The moderator of the discussion attempted to shut down any further comments and questions on this subject, but Hatari member Klemens Nikúlasson Hannigan asked the reporter to finish his question. After the duo of Matthías and Klemens consulted each other, Matthías commented further: “Well we, of course, hope to see an end to the occupation as soon as possible and that peace will come. We are hopeful.”

The whole discussion and their answers can be seen in the video below. The discussion regarding Israel’s occupation of Palestine starts at around the 17:45 mark in the video.

Hatari will represent Iceland in the first semi-final of the Eurovision Song Contest which will take place in Tel Aviv on May 14. Should Hatari advance to the final, they will perform on May 18 in the Expo Tel Aviv arena.

When the Icelandic national broadcast channel RÚV asked Hatari about the press conference, they had this to say: “There was a press conference where we received a lot of good questions, but admittedly the moderator tried to censor us. But we didn’t let her control that,” said Klemens. Matthías stated that they had been warned about this, “We attempted to bring our matters forward, and spoke about the fact that it would be preferable that the occupation came to a stop. It would have been preferable to delve deeper into that subject but we might attempt to do so in conversation with reporters,” Matthías added.

Government Aims to Shut Down Microlenders

currency iceland

Most microloan companies operating in Iceland are in the ownership of a single company headquartered in Denmark, RÚV reports. This allows them to offer loans with conditions which are illegal according to Icelandic law, but not Danish. The Icelandic government and Consumer Agency of Iceland are hoping to shut down such activities, which are causing higher rates of debt, particularly among young people.

According to Icelandic law, interest and other incidental costs associated with a loan may not surpass 50% of the loan amount. Examples show some microlenders charging Icelandic consumers as much as 35,000% of the original loan amount. Two microloan companies were even declared bankrupt, yet continued lending to Icelanders through a Danish website. Since the companies are registered in Denmark, it’s more difficult for the Consumer Agency of Iceland to assist consumers who find themselves unable to pay up.

Young people affected
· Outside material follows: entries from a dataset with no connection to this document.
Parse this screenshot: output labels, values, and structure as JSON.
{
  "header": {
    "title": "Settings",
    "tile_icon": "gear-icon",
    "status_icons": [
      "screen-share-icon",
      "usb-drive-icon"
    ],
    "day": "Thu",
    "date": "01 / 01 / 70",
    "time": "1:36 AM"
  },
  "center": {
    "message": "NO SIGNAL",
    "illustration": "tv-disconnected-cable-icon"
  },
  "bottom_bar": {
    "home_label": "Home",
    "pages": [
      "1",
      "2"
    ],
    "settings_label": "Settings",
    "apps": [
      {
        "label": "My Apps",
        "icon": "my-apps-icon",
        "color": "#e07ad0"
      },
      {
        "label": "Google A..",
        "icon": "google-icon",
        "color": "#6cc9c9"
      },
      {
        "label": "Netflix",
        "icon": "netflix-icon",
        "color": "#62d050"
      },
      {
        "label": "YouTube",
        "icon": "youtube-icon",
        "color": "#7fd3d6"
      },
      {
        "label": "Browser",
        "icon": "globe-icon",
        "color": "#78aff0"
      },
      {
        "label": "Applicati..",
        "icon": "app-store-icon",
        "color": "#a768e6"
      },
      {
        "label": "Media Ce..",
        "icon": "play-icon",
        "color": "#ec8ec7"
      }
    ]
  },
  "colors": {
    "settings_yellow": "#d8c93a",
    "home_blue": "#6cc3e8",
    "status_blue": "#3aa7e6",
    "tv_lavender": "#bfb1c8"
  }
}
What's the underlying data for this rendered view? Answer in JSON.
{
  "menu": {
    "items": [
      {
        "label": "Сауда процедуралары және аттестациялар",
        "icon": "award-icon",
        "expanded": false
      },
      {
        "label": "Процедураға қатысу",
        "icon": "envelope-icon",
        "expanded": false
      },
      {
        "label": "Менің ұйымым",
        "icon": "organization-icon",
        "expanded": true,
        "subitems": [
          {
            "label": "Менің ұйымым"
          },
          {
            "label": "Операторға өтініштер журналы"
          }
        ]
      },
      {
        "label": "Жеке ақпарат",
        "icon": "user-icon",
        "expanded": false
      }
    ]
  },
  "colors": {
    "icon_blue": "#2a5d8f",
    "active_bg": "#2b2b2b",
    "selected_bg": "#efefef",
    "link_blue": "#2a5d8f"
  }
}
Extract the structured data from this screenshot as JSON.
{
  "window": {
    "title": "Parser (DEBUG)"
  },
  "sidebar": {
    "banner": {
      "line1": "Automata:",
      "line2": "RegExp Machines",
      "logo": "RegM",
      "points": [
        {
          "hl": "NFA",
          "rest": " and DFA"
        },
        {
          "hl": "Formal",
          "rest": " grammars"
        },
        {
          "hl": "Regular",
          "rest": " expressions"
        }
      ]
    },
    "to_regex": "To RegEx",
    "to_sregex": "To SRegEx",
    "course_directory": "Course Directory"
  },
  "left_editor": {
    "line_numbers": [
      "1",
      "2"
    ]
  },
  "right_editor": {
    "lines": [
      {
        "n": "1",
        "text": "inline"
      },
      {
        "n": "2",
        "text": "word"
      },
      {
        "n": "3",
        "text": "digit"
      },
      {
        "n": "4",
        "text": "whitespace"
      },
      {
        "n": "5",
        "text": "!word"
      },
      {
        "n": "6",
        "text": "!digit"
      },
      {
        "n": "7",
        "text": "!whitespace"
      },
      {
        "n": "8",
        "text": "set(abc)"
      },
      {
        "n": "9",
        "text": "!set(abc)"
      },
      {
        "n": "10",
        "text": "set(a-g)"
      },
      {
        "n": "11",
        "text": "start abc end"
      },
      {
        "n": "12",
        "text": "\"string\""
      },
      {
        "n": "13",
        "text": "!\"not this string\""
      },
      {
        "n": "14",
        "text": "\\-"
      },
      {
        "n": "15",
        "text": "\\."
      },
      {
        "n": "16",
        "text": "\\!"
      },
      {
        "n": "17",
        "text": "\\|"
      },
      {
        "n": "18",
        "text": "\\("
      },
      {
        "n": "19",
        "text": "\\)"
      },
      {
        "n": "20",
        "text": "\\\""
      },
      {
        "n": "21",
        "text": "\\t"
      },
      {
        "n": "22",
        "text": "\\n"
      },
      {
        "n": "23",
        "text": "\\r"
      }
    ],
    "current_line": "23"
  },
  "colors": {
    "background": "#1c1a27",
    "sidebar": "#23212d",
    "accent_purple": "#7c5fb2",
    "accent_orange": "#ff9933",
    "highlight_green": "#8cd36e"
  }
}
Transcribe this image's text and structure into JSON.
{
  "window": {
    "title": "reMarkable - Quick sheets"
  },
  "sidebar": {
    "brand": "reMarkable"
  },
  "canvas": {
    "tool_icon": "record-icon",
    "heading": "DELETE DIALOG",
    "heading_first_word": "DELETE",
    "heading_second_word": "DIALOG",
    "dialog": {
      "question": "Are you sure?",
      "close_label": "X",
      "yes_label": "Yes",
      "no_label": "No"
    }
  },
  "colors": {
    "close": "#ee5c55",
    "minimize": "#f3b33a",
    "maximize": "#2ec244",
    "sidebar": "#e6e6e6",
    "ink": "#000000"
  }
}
The number of young people in Iceland who sought professional help due to financial problems grew around 6.5% in 2018 compared to the previous year. In 2012, only 5% of individuals who sought out such services were aged 18-29. In 2018, the same age group represented 27.3% of those who sought financial help, and most stated that microloans were the main cause. Debtor Representative Ásta Sigrún Helgadóttir told RÚV there are examples of young people owing as much as ISK 5 million ($41,000/€37,000). “This is ofen a vicious cycle,” Ásta Sigrún stated. “People start by taking a loan, then they take a loan to pay off a loan.” Ásta underlined how easy it is for consumers to obtain the loans, saying no credit approval is required for loans under ISK 2 million ($16,400/€14,700).

Government takes action

A government report submitted last January suggests that much remains to be done to protect consumers and ensure fair business practices in the microloan industry. One of the suggestions made by the reports’ authors was to better regulate advertising of microloans. Minister of Consumer Affairs Þórdís Kolbrún Reykfjörð Gylfadóttir says it is not enough to inform consumers about the dangers of microloans, as there will always be individuals who take such loans out of necessity. Þórdís plans to introduce a bill this fall banning microlenders from offering loans whose incidental costs are illegal according to Icelandic law. She hopes the bill will make business unfeasible for the microlenders, causing them to shut down.

Going to court

Hákón Stefánsson of Creditinfo Group says the easiest way to bring microlenders’ operations to a halt would be for debtors to take them to court. As of the present, no microloan debt cases have been put before Icelandic courts. Hákón believes the companies’ would not be able to defend their case before the courts.